> _Work instruction_: Within the material below, count each line holding the string "user" and return the total alone.

> _Records for the exercise_:

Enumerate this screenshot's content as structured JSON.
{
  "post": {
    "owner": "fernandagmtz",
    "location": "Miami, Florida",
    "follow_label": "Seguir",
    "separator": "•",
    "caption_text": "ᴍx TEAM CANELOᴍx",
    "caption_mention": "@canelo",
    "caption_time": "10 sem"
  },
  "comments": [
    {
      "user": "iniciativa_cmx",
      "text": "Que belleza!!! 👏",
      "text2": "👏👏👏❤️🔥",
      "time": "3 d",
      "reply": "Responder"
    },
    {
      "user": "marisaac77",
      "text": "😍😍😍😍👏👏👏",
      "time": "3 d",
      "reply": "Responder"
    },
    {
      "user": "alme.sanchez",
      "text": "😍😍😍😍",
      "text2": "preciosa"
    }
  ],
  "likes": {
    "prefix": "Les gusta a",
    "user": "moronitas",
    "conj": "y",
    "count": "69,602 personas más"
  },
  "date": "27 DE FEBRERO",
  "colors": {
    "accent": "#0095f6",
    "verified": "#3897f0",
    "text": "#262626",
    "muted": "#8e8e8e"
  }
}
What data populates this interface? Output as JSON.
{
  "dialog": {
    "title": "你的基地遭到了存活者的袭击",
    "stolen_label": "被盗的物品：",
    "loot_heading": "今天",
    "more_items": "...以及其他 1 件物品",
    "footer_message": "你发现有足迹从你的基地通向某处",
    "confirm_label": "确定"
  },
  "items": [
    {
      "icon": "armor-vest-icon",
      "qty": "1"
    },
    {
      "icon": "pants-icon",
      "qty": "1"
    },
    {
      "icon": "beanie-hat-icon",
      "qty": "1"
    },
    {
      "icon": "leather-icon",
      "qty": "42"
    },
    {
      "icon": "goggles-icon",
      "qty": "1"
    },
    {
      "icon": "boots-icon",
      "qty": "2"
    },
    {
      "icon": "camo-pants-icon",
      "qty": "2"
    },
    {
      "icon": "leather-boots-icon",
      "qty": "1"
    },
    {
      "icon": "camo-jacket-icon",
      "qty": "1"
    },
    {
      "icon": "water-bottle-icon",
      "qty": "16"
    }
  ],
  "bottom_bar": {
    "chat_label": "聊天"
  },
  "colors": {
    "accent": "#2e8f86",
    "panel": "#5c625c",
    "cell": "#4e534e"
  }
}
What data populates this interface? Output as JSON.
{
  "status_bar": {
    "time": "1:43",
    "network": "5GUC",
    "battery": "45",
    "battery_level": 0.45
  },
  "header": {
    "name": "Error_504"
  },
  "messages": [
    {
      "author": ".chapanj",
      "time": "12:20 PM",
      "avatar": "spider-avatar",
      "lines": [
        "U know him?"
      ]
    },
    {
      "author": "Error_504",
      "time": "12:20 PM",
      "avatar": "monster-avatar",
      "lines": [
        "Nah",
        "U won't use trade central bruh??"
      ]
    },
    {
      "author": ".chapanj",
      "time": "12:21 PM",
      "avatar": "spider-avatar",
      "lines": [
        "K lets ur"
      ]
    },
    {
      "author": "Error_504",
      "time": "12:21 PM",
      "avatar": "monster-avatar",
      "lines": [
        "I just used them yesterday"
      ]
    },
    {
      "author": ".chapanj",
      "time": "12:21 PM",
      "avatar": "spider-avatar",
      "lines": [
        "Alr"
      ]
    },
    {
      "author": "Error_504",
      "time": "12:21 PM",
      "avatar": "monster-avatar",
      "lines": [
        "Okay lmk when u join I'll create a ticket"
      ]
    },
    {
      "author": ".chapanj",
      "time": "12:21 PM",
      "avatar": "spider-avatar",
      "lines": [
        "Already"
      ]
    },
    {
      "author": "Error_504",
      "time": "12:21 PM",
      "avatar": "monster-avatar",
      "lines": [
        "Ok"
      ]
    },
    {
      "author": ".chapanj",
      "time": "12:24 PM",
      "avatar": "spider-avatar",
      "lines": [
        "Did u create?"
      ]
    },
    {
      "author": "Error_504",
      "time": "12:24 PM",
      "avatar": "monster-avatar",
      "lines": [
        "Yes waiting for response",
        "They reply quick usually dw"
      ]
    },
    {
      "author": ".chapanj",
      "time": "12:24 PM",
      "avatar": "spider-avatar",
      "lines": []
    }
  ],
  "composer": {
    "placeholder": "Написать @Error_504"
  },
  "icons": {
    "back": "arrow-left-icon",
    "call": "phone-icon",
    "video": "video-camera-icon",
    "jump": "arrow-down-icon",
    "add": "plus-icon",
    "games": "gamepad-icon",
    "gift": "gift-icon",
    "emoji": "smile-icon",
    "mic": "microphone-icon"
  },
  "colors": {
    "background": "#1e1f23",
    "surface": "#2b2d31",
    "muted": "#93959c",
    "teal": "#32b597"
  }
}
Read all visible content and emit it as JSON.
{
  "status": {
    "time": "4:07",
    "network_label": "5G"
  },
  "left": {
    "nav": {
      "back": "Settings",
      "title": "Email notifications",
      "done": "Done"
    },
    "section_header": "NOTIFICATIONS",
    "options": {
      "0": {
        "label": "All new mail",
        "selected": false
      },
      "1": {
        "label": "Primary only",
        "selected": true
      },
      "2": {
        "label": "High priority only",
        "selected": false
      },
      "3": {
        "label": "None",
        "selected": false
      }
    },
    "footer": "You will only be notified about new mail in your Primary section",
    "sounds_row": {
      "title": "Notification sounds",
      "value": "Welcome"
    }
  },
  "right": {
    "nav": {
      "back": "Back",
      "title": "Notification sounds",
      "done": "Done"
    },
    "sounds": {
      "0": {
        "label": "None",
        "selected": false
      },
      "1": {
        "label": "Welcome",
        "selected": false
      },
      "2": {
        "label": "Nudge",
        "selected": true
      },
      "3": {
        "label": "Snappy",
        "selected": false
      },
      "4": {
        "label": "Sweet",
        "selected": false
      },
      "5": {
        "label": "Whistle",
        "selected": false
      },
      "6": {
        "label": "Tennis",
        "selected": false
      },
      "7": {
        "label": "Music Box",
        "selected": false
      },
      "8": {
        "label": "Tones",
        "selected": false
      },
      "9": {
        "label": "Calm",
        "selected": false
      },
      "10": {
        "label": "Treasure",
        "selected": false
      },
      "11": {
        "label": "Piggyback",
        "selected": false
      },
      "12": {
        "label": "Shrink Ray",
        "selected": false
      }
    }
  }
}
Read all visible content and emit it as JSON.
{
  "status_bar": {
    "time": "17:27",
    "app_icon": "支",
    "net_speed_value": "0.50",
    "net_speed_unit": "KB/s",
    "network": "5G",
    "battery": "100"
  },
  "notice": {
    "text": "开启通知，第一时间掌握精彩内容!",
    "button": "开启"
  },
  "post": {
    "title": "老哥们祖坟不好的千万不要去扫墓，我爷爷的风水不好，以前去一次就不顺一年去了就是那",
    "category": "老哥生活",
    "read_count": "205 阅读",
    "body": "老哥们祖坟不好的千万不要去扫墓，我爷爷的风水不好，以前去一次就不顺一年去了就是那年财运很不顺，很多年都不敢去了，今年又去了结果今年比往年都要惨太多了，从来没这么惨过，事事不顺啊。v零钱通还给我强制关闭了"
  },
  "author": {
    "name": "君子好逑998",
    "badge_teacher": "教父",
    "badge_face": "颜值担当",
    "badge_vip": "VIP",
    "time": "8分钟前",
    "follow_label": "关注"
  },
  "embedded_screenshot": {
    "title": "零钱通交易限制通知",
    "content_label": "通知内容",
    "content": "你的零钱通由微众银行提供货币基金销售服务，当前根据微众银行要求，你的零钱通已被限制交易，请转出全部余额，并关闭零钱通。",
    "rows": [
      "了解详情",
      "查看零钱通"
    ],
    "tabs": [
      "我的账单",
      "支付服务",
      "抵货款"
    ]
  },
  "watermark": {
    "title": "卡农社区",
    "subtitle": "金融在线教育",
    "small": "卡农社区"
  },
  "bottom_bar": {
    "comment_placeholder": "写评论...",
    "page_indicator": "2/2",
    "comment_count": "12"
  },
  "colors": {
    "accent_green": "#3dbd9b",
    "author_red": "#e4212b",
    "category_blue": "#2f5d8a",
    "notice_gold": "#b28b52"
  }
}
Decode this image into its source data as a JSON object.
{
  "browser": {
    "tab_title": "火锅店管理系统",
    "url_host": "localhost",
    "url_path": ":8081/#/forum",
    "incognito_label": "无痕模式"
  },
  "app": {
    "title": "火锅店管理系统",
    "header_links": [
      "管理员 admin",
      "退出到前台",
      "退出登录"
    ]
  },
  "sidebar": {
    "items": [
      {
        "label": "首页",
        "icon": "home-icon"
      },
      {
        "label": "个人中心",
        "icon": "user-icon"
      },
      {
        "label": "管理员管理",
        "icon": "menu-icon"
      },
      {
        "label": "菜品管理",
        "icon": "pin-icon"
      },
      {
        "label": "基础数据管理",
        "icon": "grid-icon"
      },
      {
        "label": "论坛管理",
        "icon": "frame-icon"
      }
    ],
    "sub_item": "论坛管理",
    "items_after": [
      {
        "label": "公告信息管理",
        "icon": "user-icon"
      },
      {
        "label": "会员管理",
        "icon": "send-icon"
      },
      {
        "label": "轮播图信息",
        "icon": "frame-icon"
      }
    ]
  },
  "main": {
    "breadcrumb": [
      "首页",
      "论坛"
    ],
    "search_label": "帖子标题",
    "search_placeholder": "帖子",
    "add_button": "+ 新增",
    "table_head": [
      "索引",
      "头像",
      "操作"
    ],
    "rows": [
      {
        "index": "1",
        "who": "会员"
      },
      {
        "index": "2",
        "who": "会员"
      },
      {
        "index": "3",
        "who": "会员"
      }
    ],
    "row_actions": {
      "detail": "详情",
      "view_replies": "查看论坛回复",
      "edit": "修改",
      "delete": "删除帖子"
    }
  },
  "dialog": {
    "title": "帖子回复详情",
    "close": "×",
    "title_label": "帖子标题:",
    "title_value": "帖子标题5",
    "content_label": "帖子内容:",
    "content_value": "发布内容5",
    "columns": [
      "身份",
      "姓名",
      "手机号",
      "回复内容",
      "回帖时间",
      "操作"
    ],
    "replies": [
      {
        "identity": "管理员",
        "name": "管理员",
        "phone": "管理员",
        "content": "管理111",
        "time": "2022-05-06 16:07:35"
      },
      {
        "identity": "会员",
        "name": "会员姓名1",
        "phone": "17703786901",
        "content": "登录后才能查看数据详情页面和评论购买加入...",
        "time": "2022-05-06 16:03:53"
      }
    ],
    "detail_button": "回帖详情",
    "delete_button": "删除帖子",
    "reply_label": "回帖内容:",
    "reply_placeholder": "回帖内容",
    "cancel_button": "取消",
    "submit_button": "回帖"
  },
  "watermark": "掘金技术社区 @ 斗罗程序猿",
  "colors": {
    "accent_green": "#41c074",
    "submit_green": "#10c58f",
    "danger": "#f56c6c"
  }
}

> _Result_: 6